PRIME MINISTER PETER O'NEILL addressed the National Press Club in Canberra today and committed himself to establishing a permanent independent commission against corruption in Papua New Guinea.
Here at PNG Attitude - with the national media focussed firmly on domestic politics - we’re grateful to the ABC’s Liam Fox for posting some of the highlights of Mr O’Neill’s speech on Twitter.
Fox reported that the prime minister began his address by criticising Australian journalists for describing PNG as a failed state.
"This is just simply wrong," he said, describing the claims as "harmful" and "hurtful".
It is indeed a slur that is especially objectionable to Papua New Guineans since it combines a noxious blend of condescension, fiction and plain ignorance.
Addressing the issue of foreign aid, Mr O'Neill said PNG would like to see a greater alignment between AusAID support and his government's own development priorities.
He also said that he would like to see links between young Papua New Guineans and Australians strengthened as well as more emphasis being placed on the trade and economic relationship, particularly Australian investment in PNG construction and agriculture.

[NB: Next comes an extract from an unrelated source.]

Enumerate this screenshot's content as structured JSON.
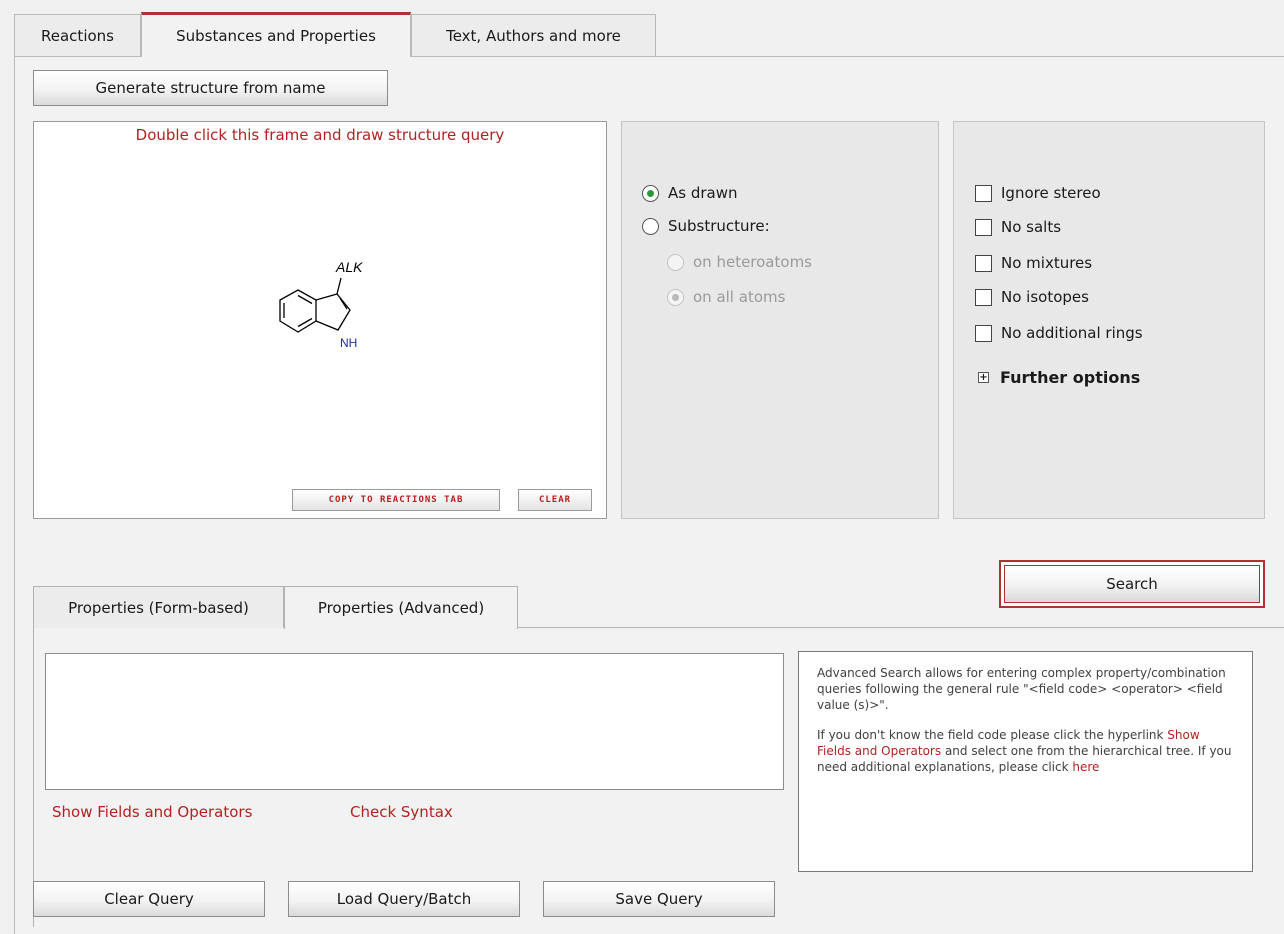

During his speech, Mr O'Neill also continued his campaign against BHP Billiton's continuing presence in board roles in the PNG Sustainable Development Program. "There is no reason they should be involved,” Liam Fox quoted him as saying.
AAP diplomatic correspondent Adam Gartrell has just reported that Peter O’Neill asked Australia to rethink its aid spending by putting greater emphasis on infrastructure like roads and ports.
PNG is in "dire need" of better economic infrastructure like roads, ports and airports, he said. "I know there will be some in the aid program who will be horrified by this suggestion.
"But if we are going to make sure your aid genuinely supports our economic and social development and helps us guarantee our security and stability we simply must make sure it is more targeted to align with our priorities."
Australia's aid program in PNG currently focuses more on health, education and governance.
Mr O'Neill said the PNG-Australia relationship is in "good shape" but warned against complacency.
While saying that the Chinese aid footprint in PNG was very small, he would welcome more.
Late this afternoon, Mr O'Neill met with Australian prime minister Julia Gillard for discussions.